    I myself would not use grand fir [also known as white fir or hem-fir] in an application where the finished product was exposed to constant splatering or dripping or standing water, it seems to absorb water and swell if not treated with a moisture resistant product, or used inside a wall.

    I have used grand fir as rafters [2x10] when building in Colorado a fews back, an actual unkown to me since i was used to building with only red fir for rafters here in Idaho, but as long as they dont get wet they are just fine.... and dry fir is lighter in weight than red fir and larch which was used in the stair stringers there.

    If you are going to try to keep these logs dry for the year, then using 2x4 stickers would be appropriate to keep them off each other and allow for air circulation.

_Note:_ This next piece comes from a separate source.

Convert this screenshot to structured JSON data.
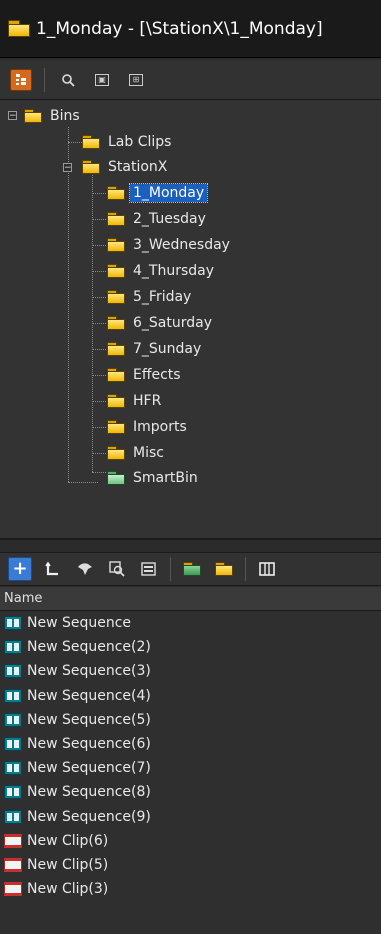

    painting the ends probably would gain an advantage, but if you choose to do so the log sealers with parafin inthem stay on espeacially well which is the product used on lumber to prevent ends from excessive checking and is fairly expensive.... a propane torch and some parafin can achieve similar results if you think it needed for much less cost, i usually only do this on black walnut and cherry which will be used for gun stocks in 5 - 7 years from cutting dates and need to be check free and extremely dry.

    Hope this helps some

    William